Paige taught us to never give up and that if you keep moving forward you will eventually get there. She tells us her story of how she went away with her family on a snowboarding holiday and after falling once, she broke her right wrist. She got out there the very next day again and as if one broken wrist was not enough, she then proceeded to break the other. Instead of stopping and calling it a day, she kept getting up again and again - even with two broken wrists.  Paige says that adventures such as these are the ones where you gain resilience. She says that resilience is like having a six-pack, it makes you solid. It doesn’t matter what low blows life deals you later, when you have resilience you can overcome adversity.
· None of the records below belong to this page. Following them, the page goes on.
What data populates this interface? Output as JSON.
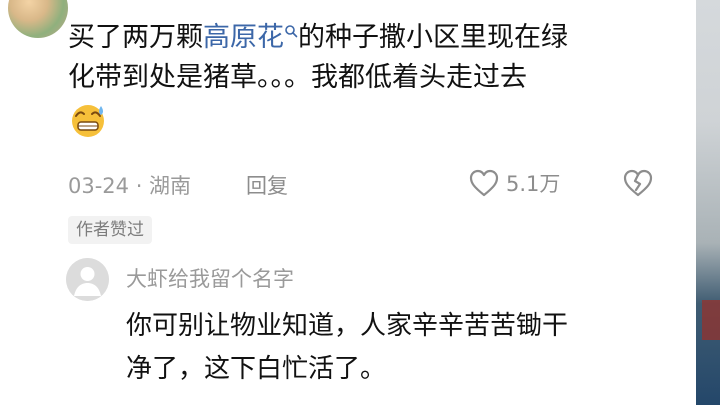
{
  "comment": {
    "text_before_keyword": "买了两万颗",
    "keyword": "高原花",
    "text_after_keyword": "的种子撒小区里现在绿",
    "line2": "化带到处是猪草。。。我都低着头走过去",
    "emoji": "cold-sweat-grin-emoji",
    "date_location": "03-24 · 湖南",
    "reply_label": "回复",
    "like_count": "5.1万",
    "author_liked_badge": "作者赞过"
  },
  "reply": {
    "username": "大虾给我留个名字",
    "line1": "你可别让物业知道，人家辛辛苦苦锄干",
    "line2": "净了，这下白忙活了。"
  },
  "icons": {
    "keyword_search": "search-icon",
    "like": "heart-outline-icon",
    "dislike": "broken-heart-icon",
    "reply_avatar": "default-avatar-icon"
  },
  "colors": {
    "keyword_link": "#3c67a8",
    "meta_text": "#9a9a9a",
    "body_text": "#111111"
  }
}
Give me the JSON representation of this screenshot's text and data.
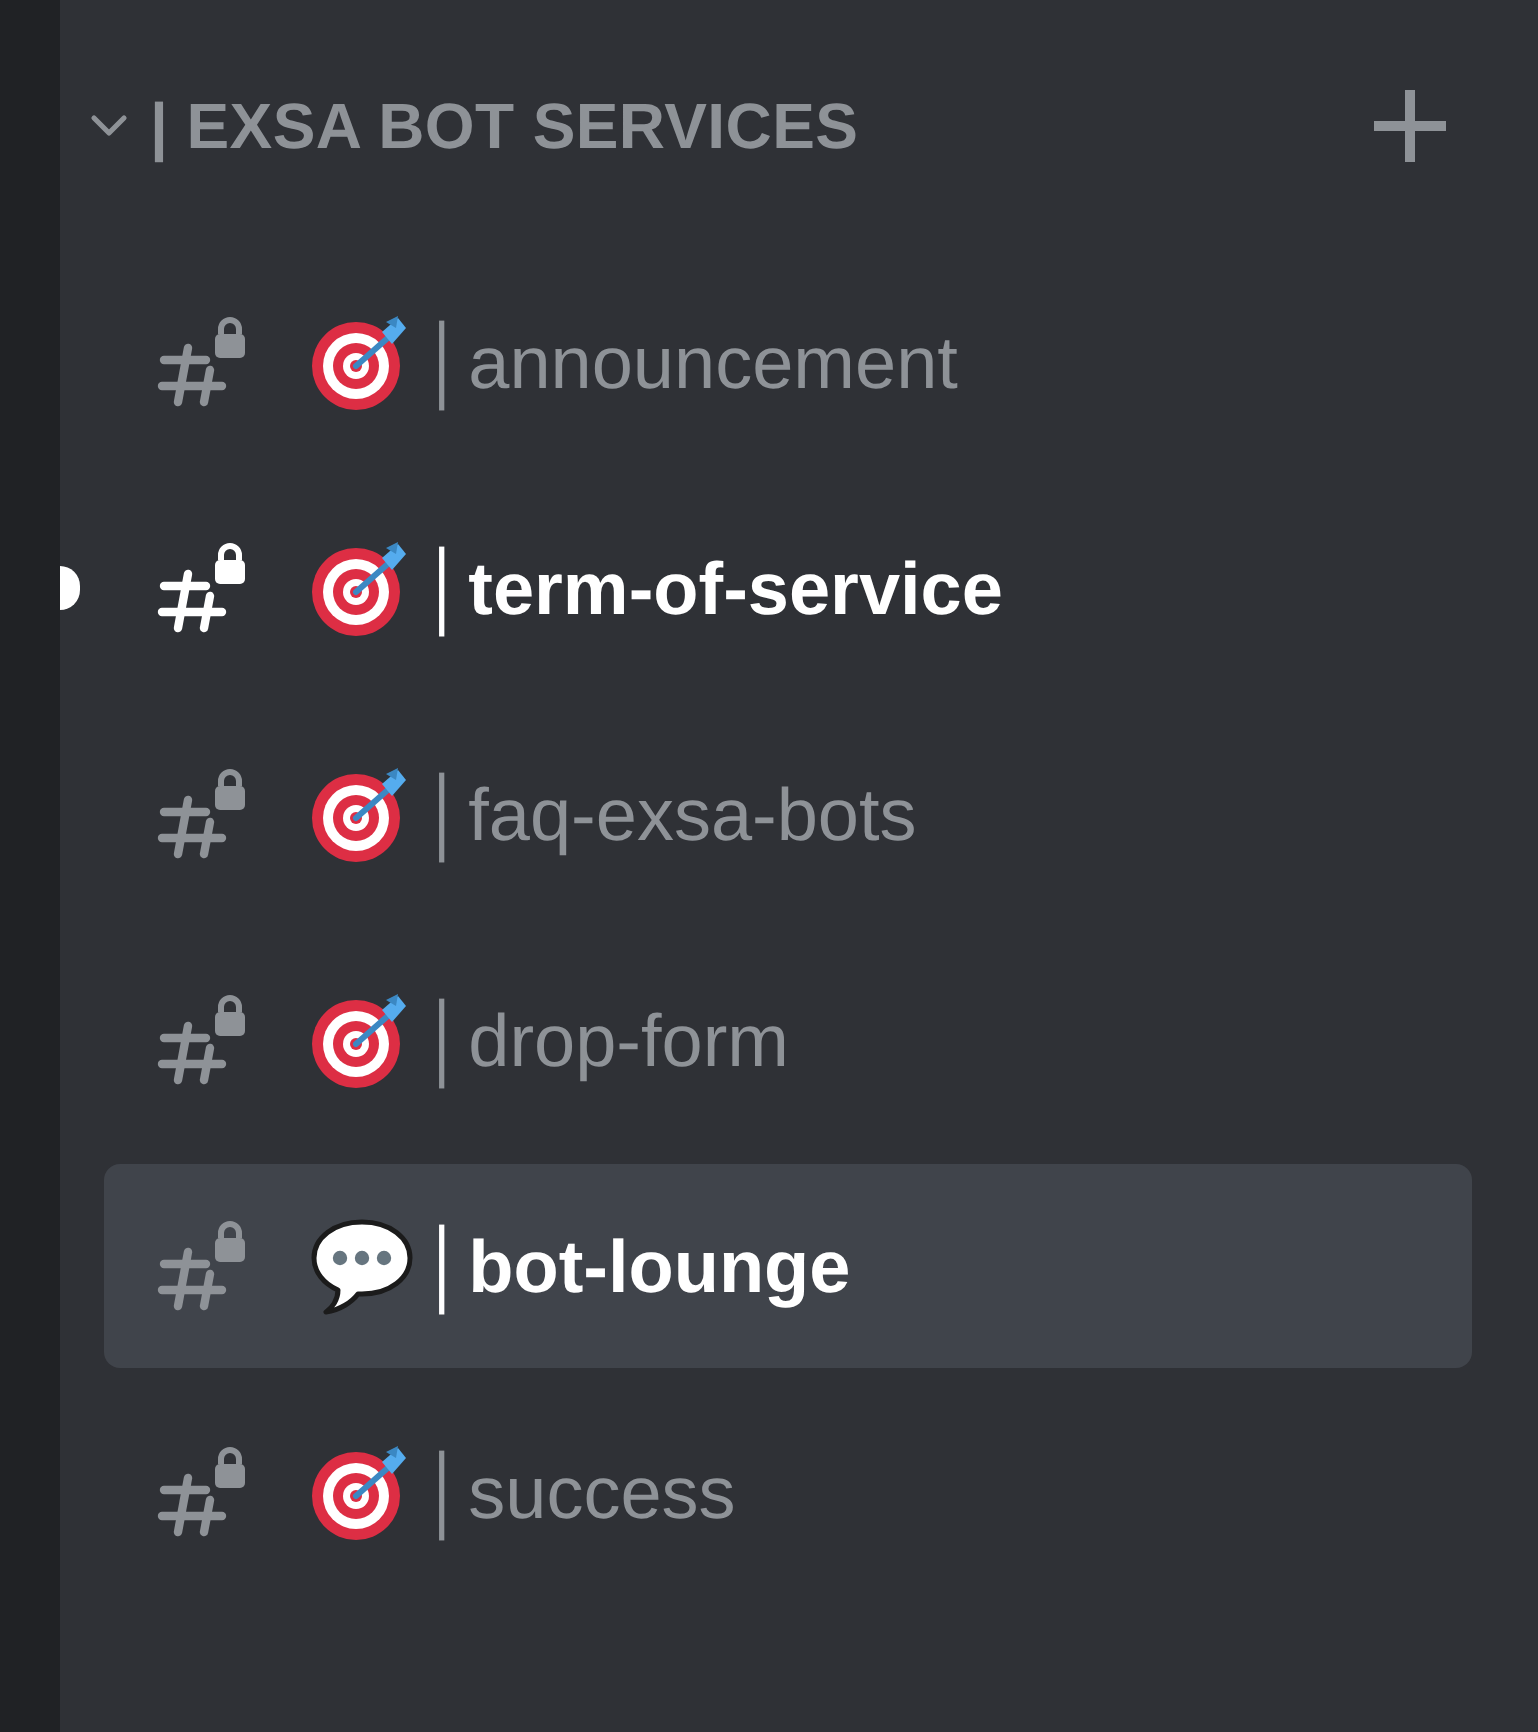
{
  "category": {
    "name": "| EXSA BOT SERVICES",
    "expanded": true
  },
  "channels": [
    {
      "kind": "target",
      "name": "│announcement",
      "unread": false,
      "selected": false
    },
    {
      "kind": "target",
      "name": "│term-of-service",
      "unread": true,
      "selected": false
    },
    {
      "kind": "target",
      "name": "│faq-exsa-bots",
      "unread": false,
      "selected": false
    },
    {
      "kind": "target",
      "name": "│drop-form",
      "unread": false,
      "selected": false
    },
    {
      "kind": "speech",
      "name": "│bot-lounge",
      "unread": false,
      "selected": true
    },
    {
      "kind": "target",
      "name": "│success",
      "unread": false,
      "selected": false
    }
  ]
}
The determination of this little girl taught us some serious life lessons in never giving up. Lesedi is a firecracker (just like her mom!) who in her relatively short life has already hiked, canoed, been on bicycle tours, rock-climbed, quad-biked, been jet ski riding, tubing and snorkeling, her best adventure by far was when she went shark diving. Note that there was no cage after the word shark! She says that jumping into the water with no cage was an adventure of a life time. After this particular life experience, her lesson to share was to never panic, as it doesn’t help. Emma –Joy is no stranger to adventure and just like her dad, she has already experienced more adventure than your average person. She has rafted, been sailing, camped rough in the bush and she has ridden her bicycle through big game country. She explains that the real adventure that changed her view on life was a family cycle trip to one of her dad’s favourite places to visit, Botswana. Just before she turned 9 years old, they cycled from Maun to Sepupa, a 365km journey. Emma-Joy says she struggled with some of the further distances, but learnt a valuable life lesson which she also shared with all of us and that is that if you keep moving forward, you will always get there. 

In true youth style, they mentioned in and amongst their life lessons, to not be afraid of the internet. They explain that it’s the way forward and the future of travel for generations to come. You can’t break the internet or get rid of it, so you may as well get on board with it.

Thank you by Johan Radcliffe, Dirty Boots

The End
Report by Red Lip Media

Canopy Tour in Elgin with Cape Canopy Tour
Morning run with Run Cape Town

Morning cycle with Daytrippers in Elgin
Esna and Tammy quad biking in Elgin with SA Forest Adventures

White Shark Projects - SA Adventure summit
Gavin from Cape Xtreme
Quad Biking in Elgin with SA Forest Adventures
Cape Sidecar Adventures in Elgin
Trails End, Elgin
We do Toursim - SA Adventures summit
Running in Elgin - SA Adventure summit
Guided running in Elgin - SA adventure summit
Guided running in Elgin with Run Cape Town - SA Adventure summit
White Shark Projects - SA adventure summit
Canopy Tours in Elgin
Elgin Adventures - SA adventure summit
Fatbike Tours in Elgin
Guided Biking Tour of Stellenbosch
Johan opening the summit - SA adventure summit
Tea time on our canopy tour in Elgin
In our Under Armour caps
Johan and Esna - Under Armour
Darron and Fikile - Elgin Canopy Tour
Tubing with Gravity Adventures
Esna and Fikile - author of Blacks Do Caravan
Food and Wine Tour - SA adventure summit